February 21, 2024


On Wednesday, U.S. regulators approved Upside Foods and Good Meat to sell their cultured chicken products domestically, reaching another milestone for alternative proteins.

Known as “cell culture” or “cultured meat,” these proteins are made from animal cells rather than slaughtered animals, and are typically developed using a fermentation process involving bioreactors.

California-based Upside Foods and Good Meat will now be able to serve their food, initially in restaurants. Upside has taken its first restaurant order and will deliver limited supplies to San Francisco’s Bar Crenn, while Good Meat has partnered with a Washington, D.C. restaurant run by chef and owner Jose Ann Operated by José Andrés.

Today’s approval follows the USDA’s approval last week of how the two companies will label their products.

The companies also received USDA inspection authorizations for their engineering, production and innovation center, Upside, as well as the Alameda demonstration plant, Good Meat, and its contract manufacturing partner, JOINN Biologics. The inspection process includes inspection of facilities and equipment; Sanitation Standard Operating Procedures; Systematic approach to identifying, assessing and controlling food safety hazards according to Good Meat.

Before today, Singapore was the only country that allowed the sale of farmed chickens. Good Meat was the first company to be approved to sell its farmed chicken products in the US, having received clearance from the US Food and Drug Administration in March, joining Upside Foods as the only two companies to move to the next stage of marketing their products in the US. commercial company

Cultured meat is a complex process that has traditionally been expensive and time-consuming. Consumer taste is also involved. Besides Singapore and the US, some regions, such as the UK, are supporting the industry, while others, such as Italy, are questioning it.

Dozens of companies around the world have followed suit in bringing cultured or cell-cultured meat products to market, and after today’s announcement, we’ll likely see many more companies fast-track their products through the regulatory process. In the U.S., companies must obtain approval from the U.S. Food and Drug Administration and the U.S. Department of Agriculture before they can commercialize their products in the country.

Despite the challenges, some venture capitalists investing in the space remain confident. Po Bronson, general partner at SOSV/IndieBio, said by email that the new approval is “very good for the cell cultured meat industry.” He explained that many “cell culture products entering the market are hybrid products” and that “as cell culture meat grows, this will shape and change the alternative protein industry, affecting both the aggregaters and the aggregated, and only companies have the real technology Progress is here to stay and be part of a larger supply chain. Needless to say, the days of just buying some pea protein, an extruder, some vegetable oil and some methylcellulose – and hoping to print money – are long gone Not coming back.”

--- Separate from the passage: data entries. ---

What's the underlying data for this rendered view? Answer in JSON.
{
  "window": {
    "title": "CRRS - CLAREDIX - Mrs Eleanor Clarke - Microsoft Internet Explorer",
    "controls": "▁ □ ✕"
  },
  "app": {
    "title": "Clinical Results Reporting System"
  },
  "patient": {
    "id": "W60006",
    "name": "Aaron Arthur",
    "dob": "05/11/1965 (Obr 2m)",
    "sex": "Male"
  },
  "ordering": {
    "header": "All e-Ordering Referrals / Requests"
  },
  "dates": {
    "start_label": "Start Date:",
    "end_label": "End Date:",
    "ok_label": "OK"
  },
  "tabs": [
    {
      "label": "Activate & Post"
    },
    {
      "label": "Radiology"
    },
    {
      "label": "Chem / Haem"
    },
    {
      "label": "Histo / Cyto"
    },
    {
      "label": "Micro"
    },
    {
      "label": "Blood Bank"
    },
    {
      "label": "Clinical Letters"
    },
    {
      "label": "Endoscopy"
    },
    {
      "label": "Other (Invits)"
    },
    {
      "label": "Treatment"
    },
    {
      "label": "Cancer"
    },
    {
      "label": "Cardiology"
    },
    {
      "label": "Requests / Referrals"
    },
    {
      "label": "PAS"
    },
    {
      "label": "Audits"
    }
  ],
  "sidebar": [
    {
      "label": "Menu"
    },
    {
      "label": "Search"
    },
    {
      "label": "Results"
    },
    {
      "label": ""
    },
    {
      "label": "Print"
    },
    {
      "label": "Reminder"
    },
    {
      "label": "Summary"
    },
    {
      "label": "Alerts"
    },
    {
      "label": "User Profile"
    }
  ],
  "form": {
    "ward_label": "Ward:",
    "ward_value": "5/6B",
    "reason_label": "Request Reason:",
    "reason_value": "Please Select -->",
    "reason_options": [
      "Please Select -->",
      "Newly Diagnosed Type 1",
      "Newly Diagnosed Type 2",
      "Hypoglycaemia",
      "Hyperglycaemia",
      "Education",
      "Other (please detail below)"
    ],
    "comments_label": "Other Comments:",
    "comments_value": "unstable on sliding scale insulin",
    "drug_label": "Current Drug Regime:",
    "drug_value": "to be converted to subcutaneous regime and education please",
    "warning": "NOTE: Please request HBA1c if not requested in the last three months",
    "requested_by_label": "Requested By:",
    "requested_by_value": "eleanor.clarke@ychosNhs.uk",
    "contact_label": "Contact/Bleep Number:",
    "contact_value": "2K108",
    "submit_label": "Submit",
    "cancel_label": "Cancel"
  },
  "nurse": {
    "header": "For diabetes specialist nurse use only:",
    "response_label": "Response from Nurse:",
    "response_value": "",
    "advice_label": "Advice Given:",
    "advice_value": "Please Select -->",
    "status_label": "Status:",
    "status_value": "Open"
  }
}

He also noted that the cultured meat industry is shifting and that new startups will have a hard time competing with early-stage companies that have scaled up, saying, “We’re seeing some acquisitions, but not high-value ones. More money is definitely going to Companies that can demonstrate that their technology is significantly different and not imitable or interchangeable. These are the companies to watch.”

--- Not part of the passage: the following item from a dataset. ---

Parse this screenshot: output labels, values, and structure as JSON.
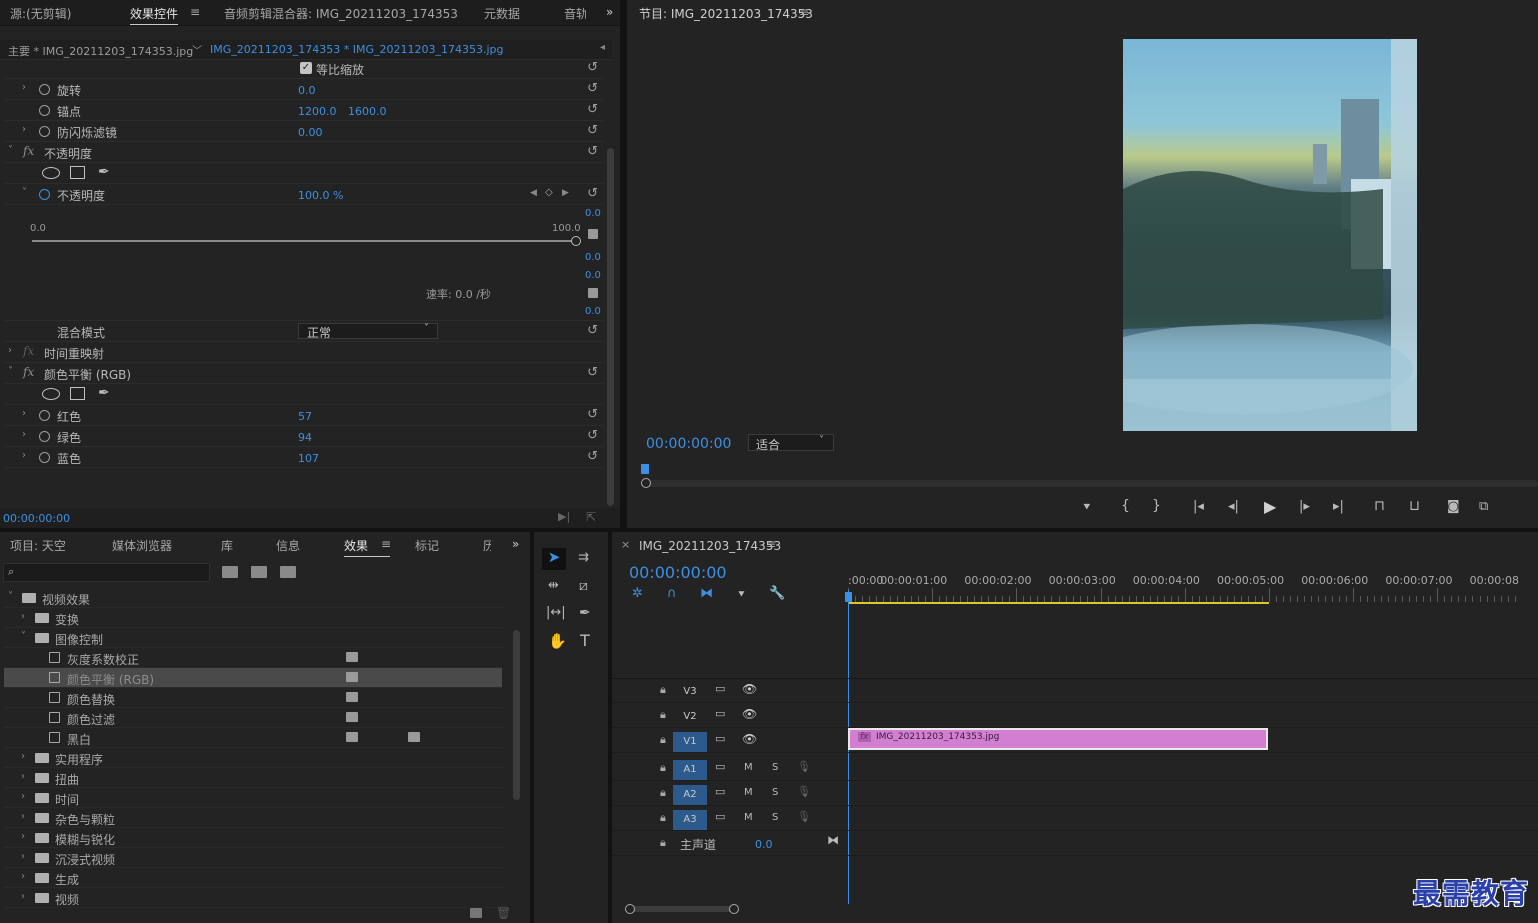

Meanwhile, in last week’s TechCrunch+ investor survey, investors specifically discussed companies working with the U.S. government.

Johnny Ream, a partner at Stray Dog Capital and an investor, noted that his firm encourages portfolio companies to engage with regulators early and be transparent in the process.

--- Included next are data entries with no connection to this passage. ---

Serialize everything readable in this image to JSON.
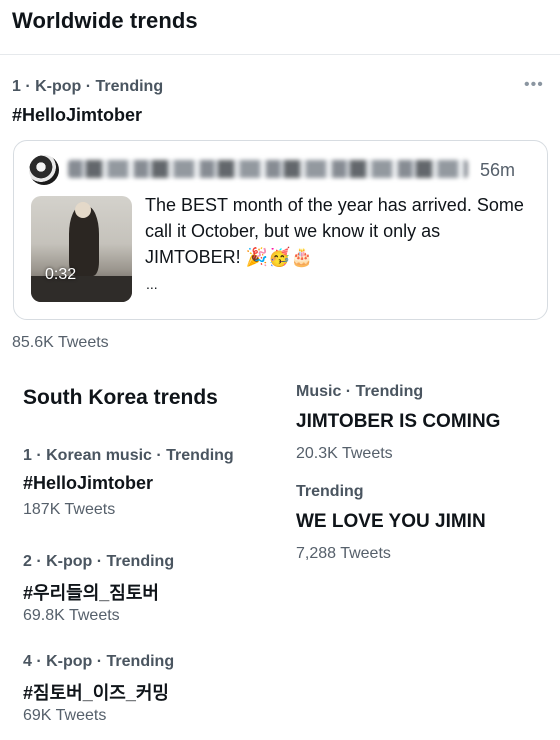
{
  "worldwide": {
    "title": "Worldwide trends",
    "trend1": {
      "meta": "1 · K-pop · Trending",
      "tag": "#HelloJimtober",
      "more_icon": "more-dots-icon",
      "tweet": {
        "time": "56m",
        "text": "The BEST month of the year has arrived. Some call it October, but we know it only as JIMTOBER! 🎉🥳🎂",
        "ellipsis": "...",
        "video_duration": "0:32"
      },
      "count": "85.6K Tweets"
    }
  },
  "south_korea": {
    "title": "South Korea trends",
    "items": [
      {
        "meta": "1 · Korean music · Trending",
        "tag": "#HelloJimtober",
        "count": "187K Tweets"
      },
      {
        "meta": "2 · K-pop · Trending",
        "tag": "#우리들의_짐토버",
        "count": "69.8K Tweets"
      },
      {
        "meta": "4 · K-pop · Trending",
        "tag": "#짐토버_이즈_커밍",
        "count": "69K Tweets"
      }
    ]
  },
  "right_trends": [
    {
      "meta": "Music · Trending",
      "tag": "JIMTOBER IS COMING",
      "count": "20.3K Tweets"
    },
    {
      "meta": "Trending",
      "tag": "WE LOVE YOU JIMIN",
      "count": "7,288 Tweets"
    }
  ]
}
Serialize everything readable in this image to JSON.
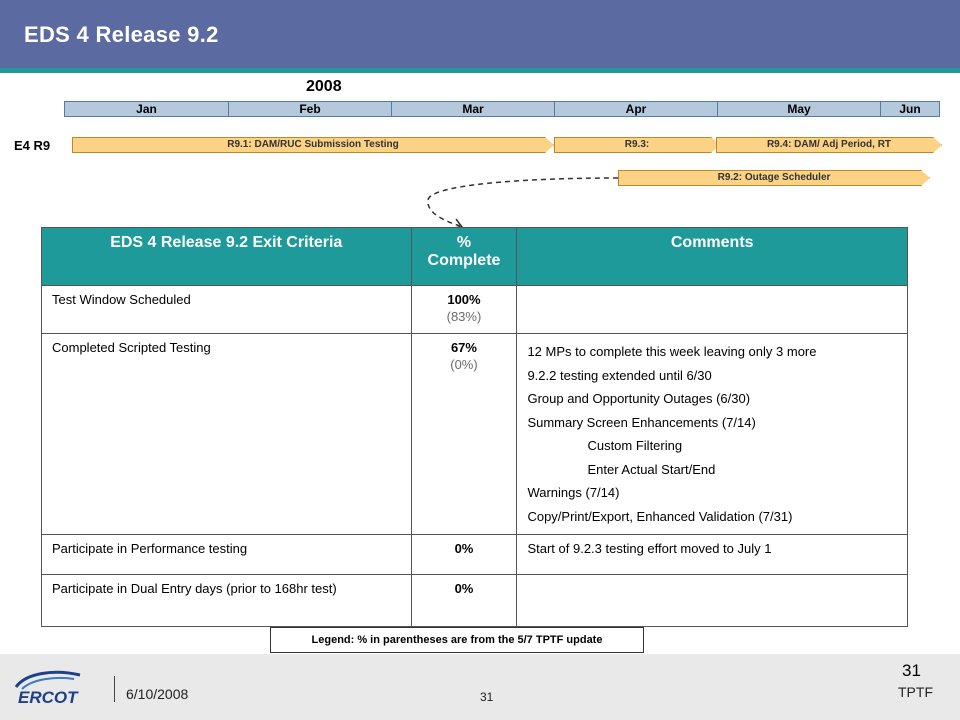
{
  "header": {
    "title": "EDS 4 Release 9.2"
  },
  "timeline": {
    "year": "2008",
    "months": [
      "Jan",
      "Feb",
      "Mar",
      "Apr",
      "May",
      "Jun"
    ],
    "row_label": "E4 R9",
    "bars": {
      "r91": "R9.1: DAM/RUC  Submission Testing",
      "r93": "R9.3:",
      "r94": "R9.4: DAM/ Adj Period, RT",
      "r92": "R9.2: Outage  Scheduler"
    }
  },
  "table": {
    "headers": {
      "criteria": "EDS 4 Release 9.2 Exit Criteria",
      "pct_line1": "%",
      "pct_line2": "Complete",
      "comments": "Comments"
    },
    "rows": [
      {
        "criteria": "Test Window Scheduled",
        "pct": "100%",
        "prev": "(83%)",
        "comments": []
      },
      {
        "criteria": "Completed Scripted Testing",
        "pct": "67%",
        "prev": "(0%)",
        "comments": [
          "12 MPs to complete this week leaving only 3 more",
          "9.2.2 testing extended until 6/30",
          "Group and Opportunity Outages (6/30)",
          "Summary Screen Enhancements (7/14)",
          "Custom Filtering",
          "Enter Actual Start/End",
          "Warnings (7/14)",
          "Copy/Print/Export, Enhanced Validation (7/31)"
        ]
      },
      {
        "criteria": "Participate in Performance testing",
        "pct": "0%",
        "prev": "",
        "comments": [
          "Start of 9.2.3 testing effort moved to July 1"
        ]
      },
      {
        "criteria": "Participate in Dual Entry days (prior to 168hr test)",
        "pct": "0%",
        "prev": "",
        "comments": []
      }
    ]
  },
  "legend": "Legend: % in parentheses are from the 5/7 TPTF update",
  "footer": {
    "logo_text": "ERCOT",
    "date": "6/10/2008",
    "page_center": "31",
    "page_right": "31",
    "org": "TPTF"
  },
  "colors": {
    "header": "#5b6aa0",
    "accent": "#1e9a9a",
    "bar": "#fcd385",
    "month": "#b6c8dc"
  },
  "icons": {
    "logo": "ercot-logo-icon"
  }
}
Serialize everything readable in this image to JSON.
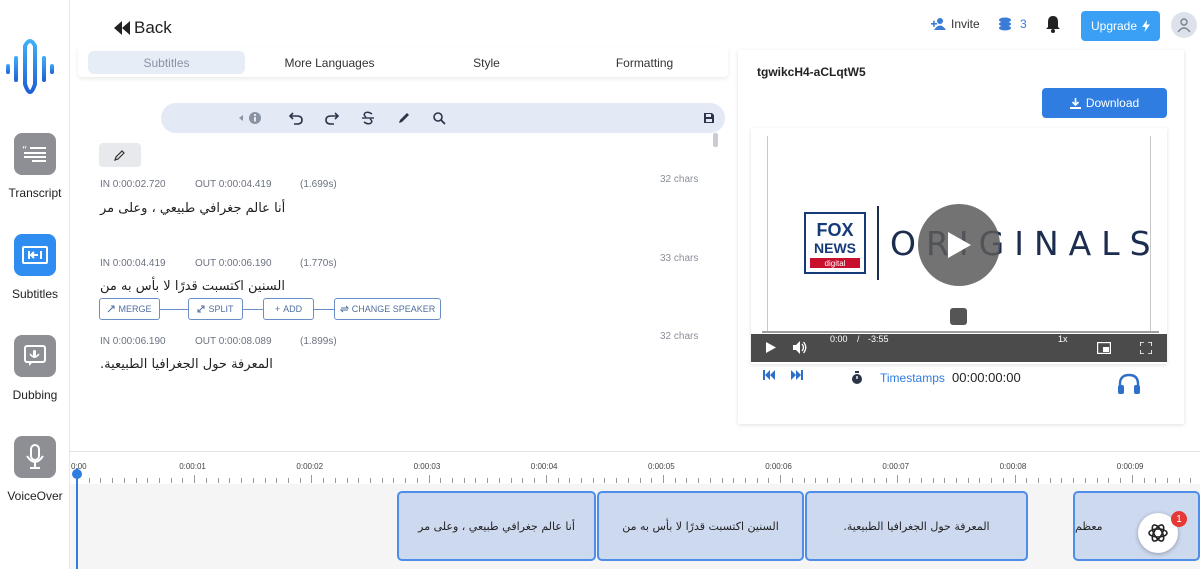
{
  "header": {
    "back_label": "Back",
    "invite_label": "Invite",
    "credits_count": "3",
    "upgrade_label": "Upgrade"
  },
  "sidebar": {
    "items": [
      {
        "label": "Transcript",
        "icon": "transcript-icon",
        "active": false
      },
      {
        "label": "Subtitles",
        "icon": "subtitles-icon",
        "active": true
      },
      {
        "label": "Dubbing",
        "icon": "dubbing-icon",
        "active": false
      },
      {
        "label": "VoiceOver",
        "icon": "microphone-icon",
        "active": false
      }
    ]
  },
  "tabs": [
    {
      "label": "Subtitles",
      "active": true
    },
    {
      "label": "More Languages",
      "active": false
    },
    {
      "label": "Style",
      "active": false
    },
    {
      "label": "Formatting",
      "active": false
    }
  ],
  "subtitles": [
    {
      "in": "IN 0:00:02.720",
      "out": "OUT 0:00:04.419",
      "duration": "(1.699s)",
      "chars": "32 chars",
      "text": "أنا عالم جغرافي طبيعي ، وعلى مر"
    },
    {
      "in": "IN 0:00:04.419",
      "out": "OUT 0:00:06.190",
      "duration": "(1.770s)",
      "chars": "33 chars",
      "text": "السنين اكتسبت قدرًا لا بأس به من"
    },
    {
      "in": "IN 0:00:06.190",
      "out": "OUT 0:00:08.089",
      "duration": "(1.899s)",
      "chars": "32 chars",
      "text": "المعرفة حول الجغرافيا الطبيعية."
    }
  ],
  "row_actions": {
    "merge": "MERGE",
    "split": "SPLIT",
    "add": "ADD",
    "change_speaker": "CHANGE SPEAKER"
  },
  "video": {
    "file_id": "tgwikcH4-aCLqtW5",
    "download_label": "Download",
    "brand_text": "ORIGINALS",
    "fox_top": "FOX",
    "fox_mid": "NEWS",
    "fox_bottom": "digital",
    "current_time": "0:00",
    "separator": "/",
    "remaining_time": "-3:55",
    "speed": "1x",
    "timestamps_label": "Timestamps",
    "timestamp_value": "00:00:00:00"
  },
  "timeline": {
    "ticks": [
      "0:00",
      "0:00:01",
      "0:00:02",
      "0:00:03",
      "0:00:04",
      "0:00:05",
      "0:00:06",
      "0:00:07",
      "0:00:08",
      "0:00:09"
    ],
    "clips": [
      "أنا عالم جغرافي طبيعي ، وعلى مر",
      "السنين اكتسبت قدرًا لا بأس به من",
      "المعرفة حول الجغرافيا الطبيعية.",
      "معظم"
    ]
  },
  "chat": {
    "badge": "1"
  },
  "colors": {
    "accent": "#2f7de1",
    "sidebar_active": "#2f8cf0",
    "clip_bg": "#cdd9ef",
    "clip_border": "#4e8ee8"
  }
}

“Having an open dialogue is critical to identifying possible regulatory risk factors and should inform product development strategies,” Ream said. “Without this engagement, there will be a greater likelihood of significant regulatory hurdles and/or regulator education as companies enter the market.”